The characters and limitations of this group have already been set forth, the first of the four subfamilies into which it is divided comprising the Turkeys (Subfamily Meleagrince).

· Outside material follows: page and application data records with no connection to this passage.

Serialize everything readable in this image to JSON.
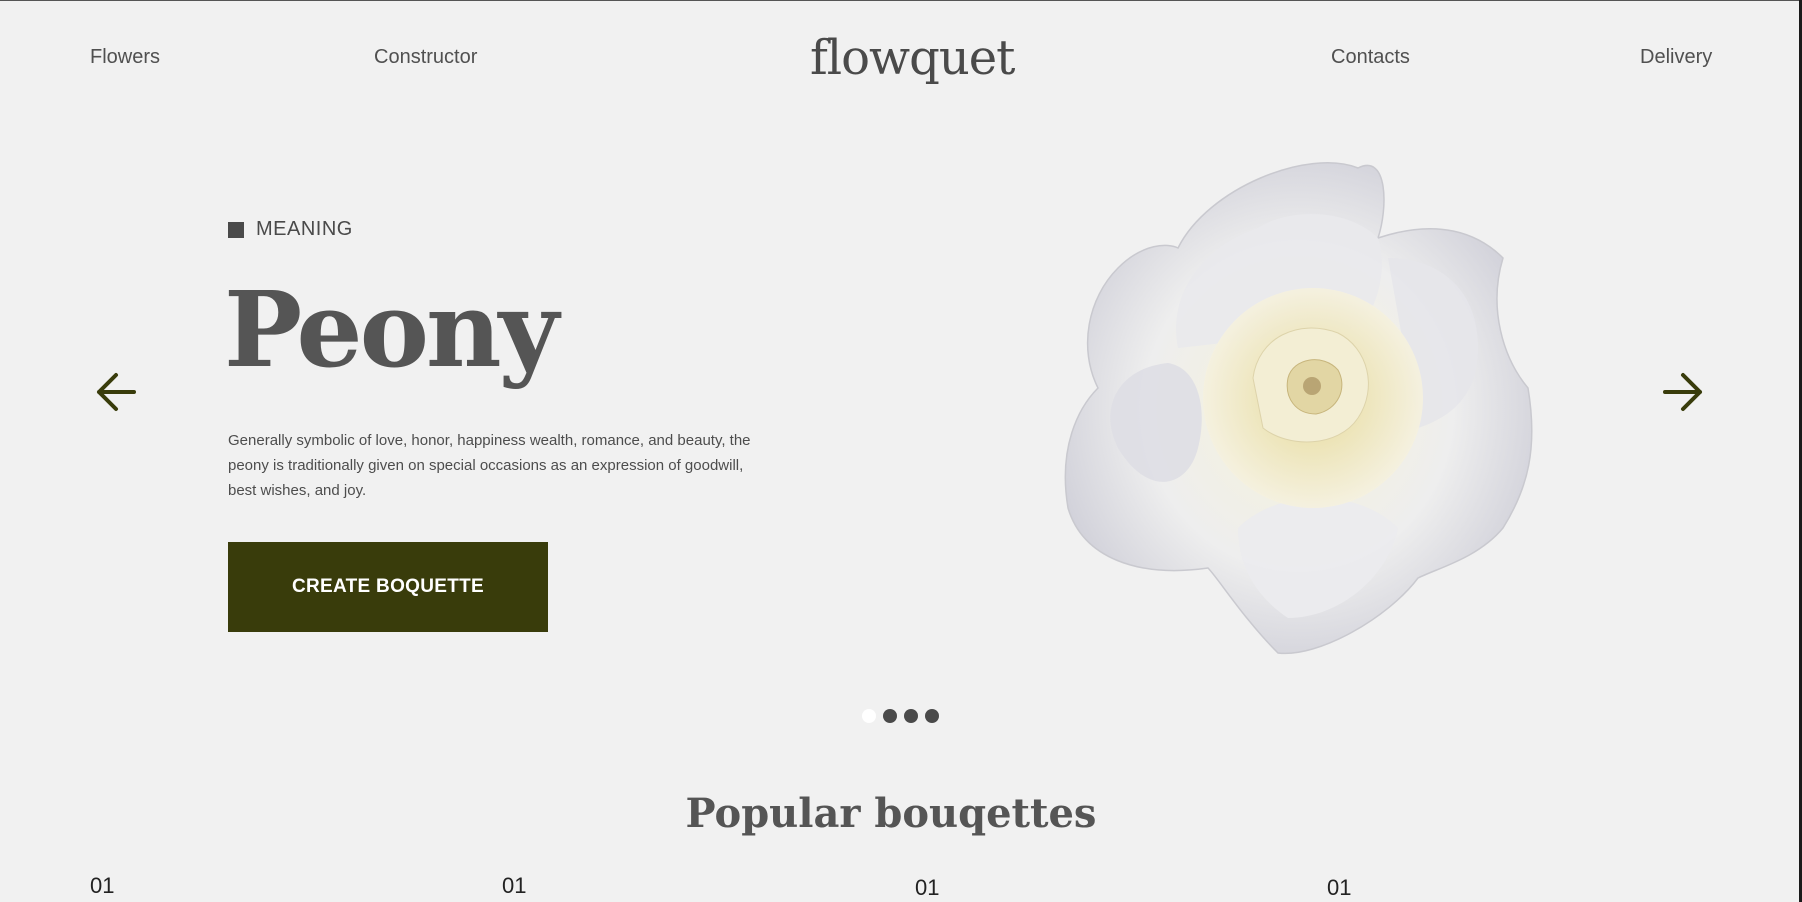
{
  "nav": {
    "left": [
      "Flowers",
      "Constructor"
    ],
    "logo": "flowquet",
    "right": [
      "Contacts",
      "Delivery"
    ]
  },
  "hero": {
    "eyebrow": "MEANING",
    "title": "Peony",
    "description": "Generally symbolic of love, honor, happiness wealth, romance, and beauty, the peony is traditionally given on special occasions as an expression of goodwill, best wishes, and joy.",
    "cta_label": "CREATE BOQUETTE"
  },
  "carousel": {
    "prev_icon": "arrow-left-icon",
    "next_icon": "arrow-right-icon",
    "dot_count": 4,
    "active_dot": 1
  },
  "popular": {
    "title": "Popular bouqettes",
    "cards": [
      {
        "number": "01"
      },
      {
        "number": "01"
      },
      {
        "number": "01"
      },
      {
        "number": "01"
      }
    ]
  },
  "colors": {
    "accent": "#393c0b",
    "background": "#f1f1f1",
    "text": "#4a4a4a"
  }
}
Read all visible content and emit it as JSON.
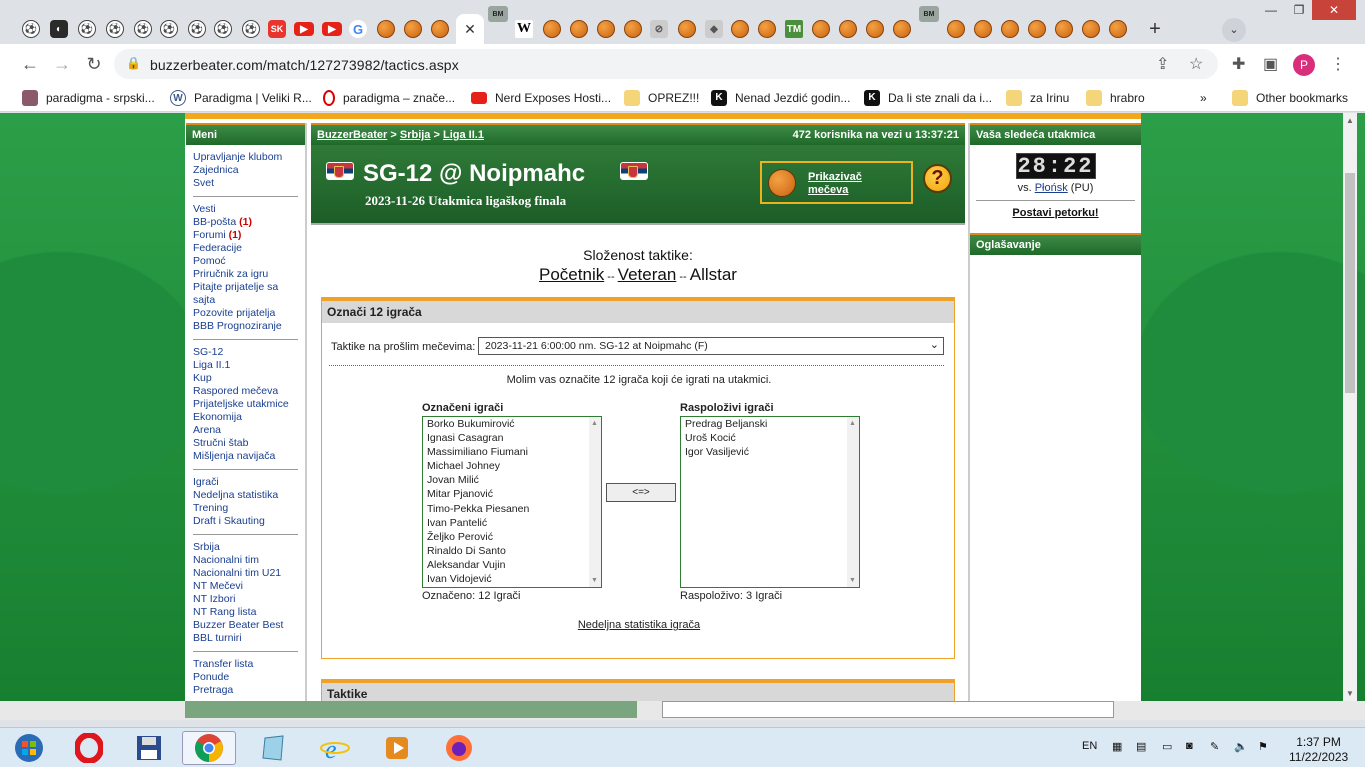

Notwithstanding the obvious implication involved in the name, the Turkeys are all natives of the New World, and the manner in which this popular designation came to be applied has long been and indeed still is a mystery, though it has been suggested that it was given in imitation of their call note, likened to the syllables turk, turk, turk. In some equally unexplained manner it appears that they were confused with the African Guinea-Fowl by the early writers, even the great Linnaeus falling into this error. So, also, the date in which they were introduced into the Old World is largely a matter of speculation, though it had certainly been accomplished by 1530, and very probably somewhat earlier. It is more than likely that there were several, perhaps approximately simultaneous, importations, since at least two of the races seem to have been early present, at least in England.